▸ To do
Take from the records below each line that holds "white".

▸ Dataset entries

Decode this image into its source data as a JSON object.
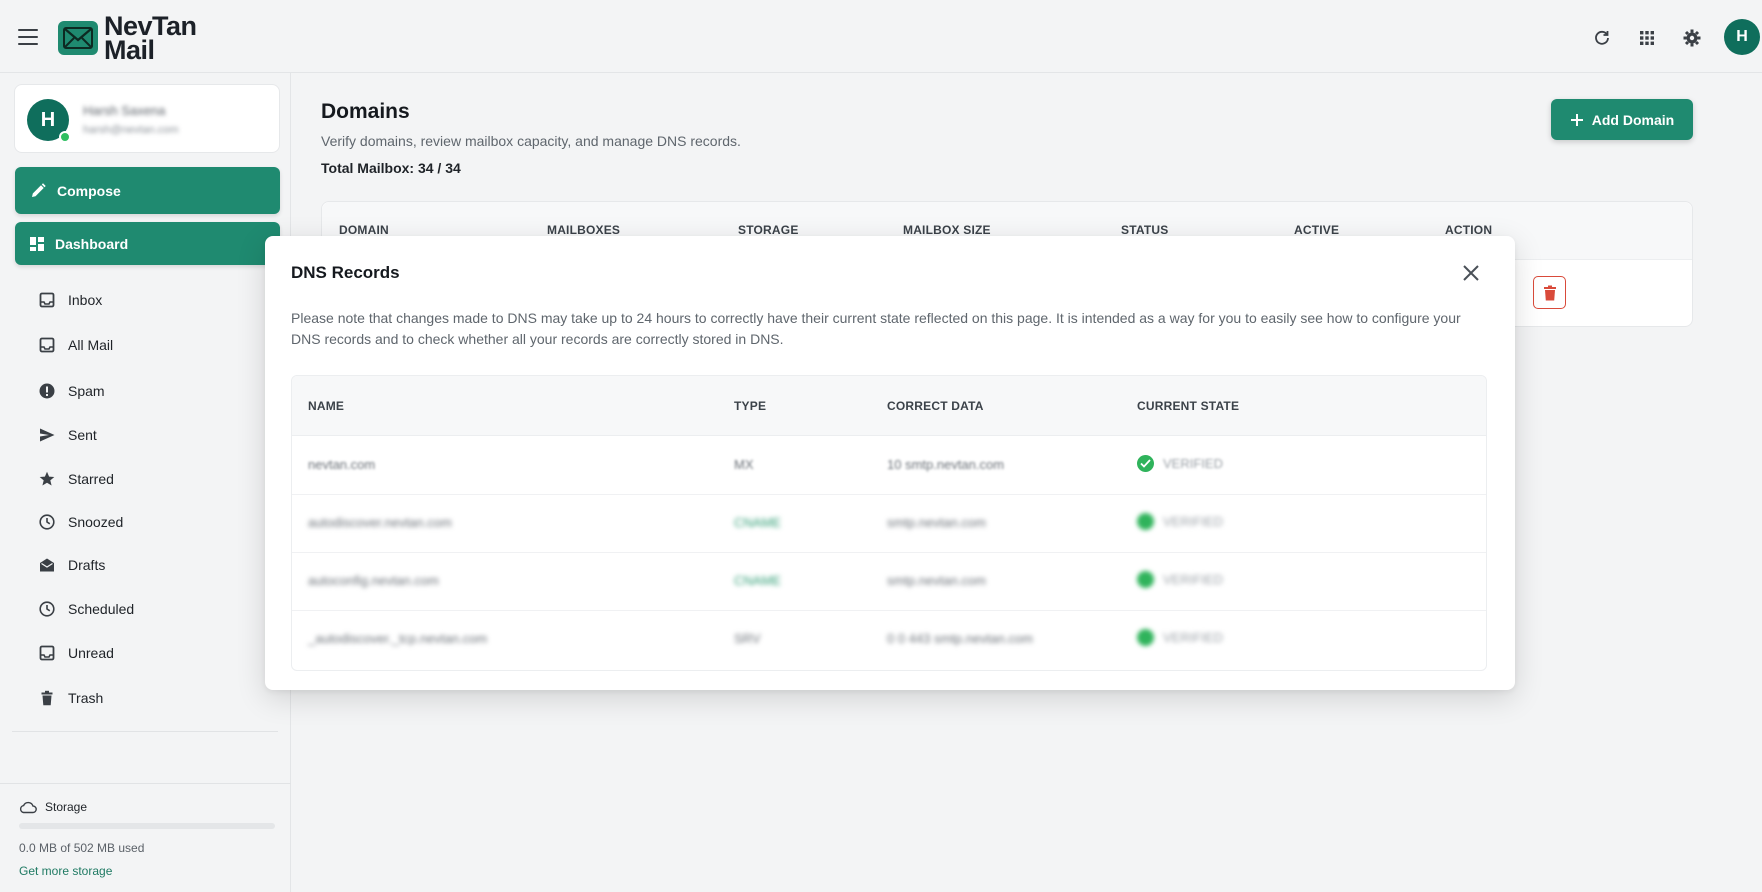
{
  "app": {
    "logo_line1": "NevTan",
    "logo_line2": "Mail",
    "avatar_initial": "H"
  },
  "profile": {
    "initial": "H",
    "name": "Harsh Saxena",
    "email": "harsh@nevtan.com"
  },
  "sidebar": {
    "compose_label": "Compose",
    "dashboard_label": "Dashboard",
    "items": [
      {
        "label": "Inbox",
        "icon": "inbox-icon"
      },
      {
        "label": "All Mail",
        "icon": "all-mail-icon"
      },
      {
        "label": "Spam",
        "icon": "spam-icon"
      },
      {
        "label": "Sent",
        "icon": "send-icon"
      },
      {
        "label": "Starred",
        "icon": "star-icon"
      },
      {
        "label": "Snoozed",
        "icon": "clock-icon"
      },
      {
        "label": "Drafts",
        "icon": "drafts-icon"
      },
      {
        "label": "Scheduled",
        "icon": "clock-icon"
      },
      {
        "label": "Unread",
        "icon": "unread-icon"
      },
      {
        "label": "Trash",
        "icon": "trash-icon"
      }
    ],
    "storage": {
      "title": "Storage",
      "used_text": "0.0 MB of 502 MB used",
      "used_fraction": 0.0,
      "link": "Get more storage"
    }
  },
  "main": {
    "title": "Domains",
    "subtitle": "Verify domains, review mailbox capacity, and manage DNS records.",
    "total": "Total Mailbox: 34 / 34",
    "add_button": "Add Domain",
    "columns": [
      "DOMAIN",
      "MAILBOXES",
      "STORAGE",
      "MAILBOX SIZE",
      "STATUS",
      "ACTIVE",
      "ACTION"
    ]
  },
  "modal": {
    "title": "DNS Records",
    "note": "Please note that changes made to DNS may take up to 24 hours to correctly have their current state reflected on this page. It is intended as a way for you to easily see how to configure your DNS records and to check whether all your records are correctly stored in DNS.",
    "columns": [
      "NAME",
      "TYPE",
      "CORRECT DATA",
      "CURRENT STATE"
    ],
    "rows": [
      {
        "name": "nevtan.com",
        "type": "MX",
        "data": "10 smtp.nevtan.com",
        "state": "VERIFIED"
      },
      {
        "name": "autodiscover.nevtan.com",
        "type": "CNAME",
        "data": "smtp.nevtan.com",
        "state": "VERIFIED"
      },
      {
        "name": "autoconfig.nevtan.com",
        "type": "CNAME",
        "data": "smtp.nevtan.com",
        "state": "VERIFIED"
      },
      {
        "name": "_autodiscover._tcp.nevtan.com",
        "type": "SRV",
        "data": "0 0 443 smtp.nevtan.com",
        "state": "VERIFIED"
      }
    ]
  },
  "colors": {
    "brand": "#1f8a70",
    "brand_dark": "#0f6e5c",
    "verified": "#2fb35b",
    "danger": "#d94a3a"
  }
}
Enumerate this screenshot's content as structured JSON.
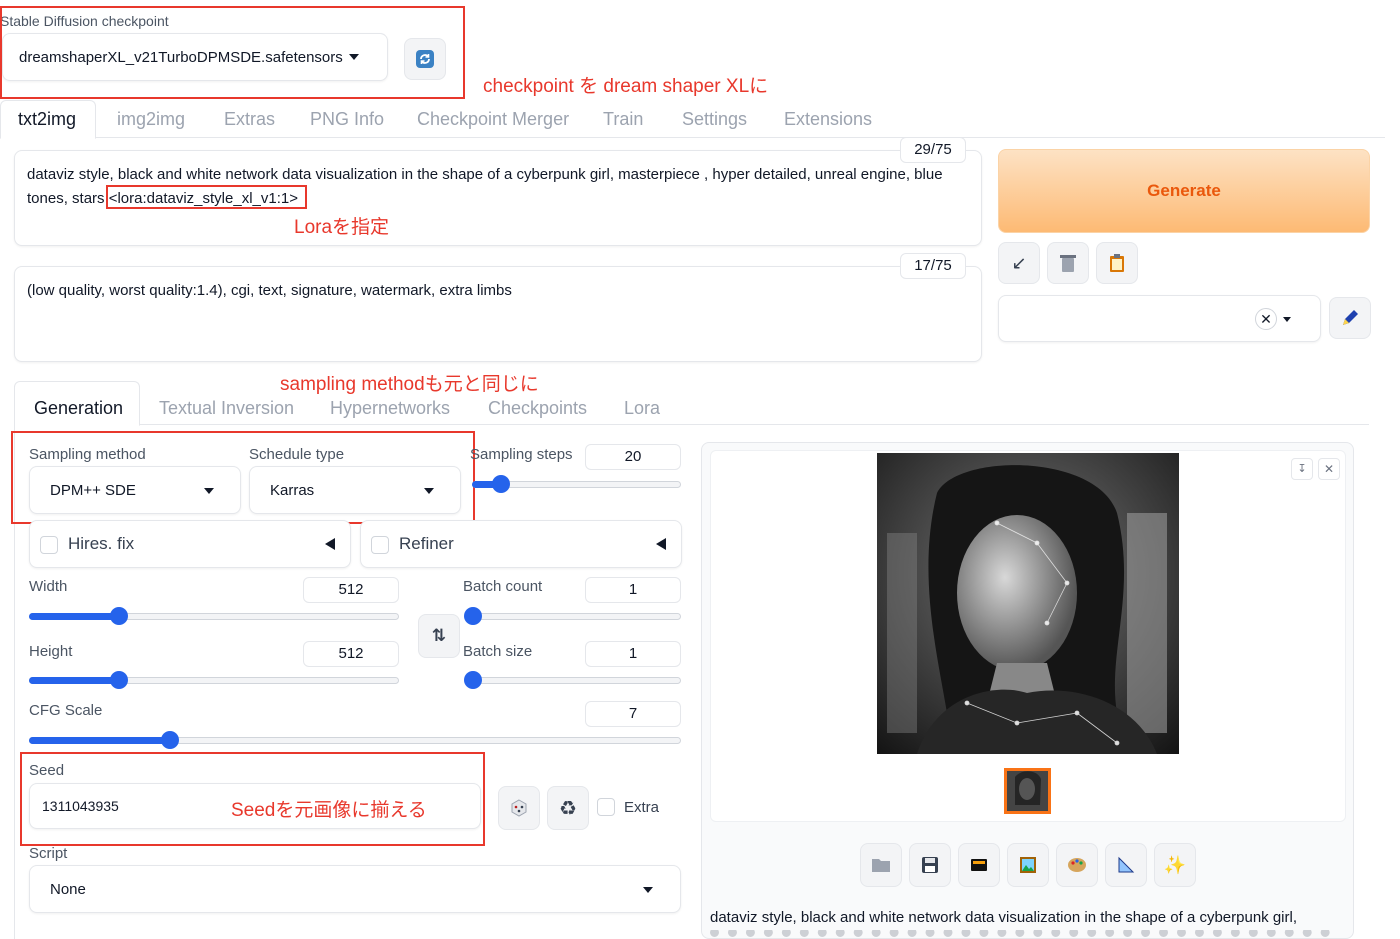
{
  "checkpoint": {
    "label": "Stable Diffusion checkpoint",
    "value": "dreamshaperXL_v21TurboDPMSDE.safetensors"
  },
  "main_tabs": [
    "txt2img",
    "img2img",
    "Extras",
    "PNG Info",
    "Checkpoint Merger",
    "Train",
    "Settings",
    "Extensions"
  ],
  "prompt": {
    "text_line1": "dataviz style, black and white network data visualization in the shape of a cyberpunk girl,  masterpiece , hyper detailed, unreal engine, blue",
    "text_line2_prefix": "tones, stars ",
    "lora_tag": "<lora:dataviz_style_xl_v1:1>",
    "token_count": "29/75"
  },
  "negative_prompt": {
    "text": "(low quality, worst quality:1.4), cgi,  text, signature, watermark, extra limbs",
    "token_count": "17/75"
  },
  "generate_label": "Generate",
  "sub_tabs": [
    "Generation",
    "Textual Inversion",
    "Hypernetworks",
    "Checkpoints",
    "Lora"
  ],
  "sampling": {
    "method_label": "Sampling method",
    "method_value": "DPM++ SDE",
    "schedule_label": "Schedule type",
    "schedule_value": "Karras",
    "steps_label": "Sampling steps",
    "steps_value": "20"
  },
  "hires_label": "Hires. fix",
  "refiner_label": "Refiner",
  "width": {
    "label": "Width",
    "value": "512",
    "fraction": 0.24
  },
  "height": {
    "label": "Height",
    "value": "512",
    "fraction": 0.24
  },
  "batch_count": {
    "label": "Batch count",
    "value": "1",
    "fraction": 0.0
  },
  "batch_size": {
    "label": "Batch size",
    "value": "1",
    "fraction": 0.0
  },
  "cfg": {
    "label": "CFG Scale",
    "value": "7",
    "fraction": 0.215
  },
  "steps_fraction": 0.135,
  "seed": {
    "label": "Seed",
    "value": "1311043935",
    "extra_label": "Extra"
  },
  "script": {
    "label": "Script",
    "value": "None"
  },
  "output_caption": "dataviz style, black and white network data visualization in the shape of a cyberpunk girl,",
  "annotations": {
    "checkpoint_note": "checkpoint を dream shaper XLに",
    "lora_note": "Loraを指定",
    "sampling_note": "sampling methodも元と同じに",
    "seed_note": "Seedを元画像に揃える"
  },
  "colors": {
    "accent": "#2563eb",
    "generate_text": "#ea580c",
    "annotation": "#e8382c"
  },
  "icons": {
    "refresh": "refresh-icon",
    "arrow": "arrow-down-left-icon",
    "trash": "trash-icon",
    "clipboard": "clipboard-icon",
    "pencil": "pencil-icon",
    "dice": "dice-icon",
    "recycle": "recycle-icon",
    "swap": "swap-icon"
  }
}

▸ Output
    "text_line1": "dataviz style, black and white network data visualization in the shape of a cyberpunk girl,  masterpiece , hyper detailed, unreal engine, blue",
  "output_caption": "dataviz style, black and white network data visualization in the shape of a cyberpunk girl,",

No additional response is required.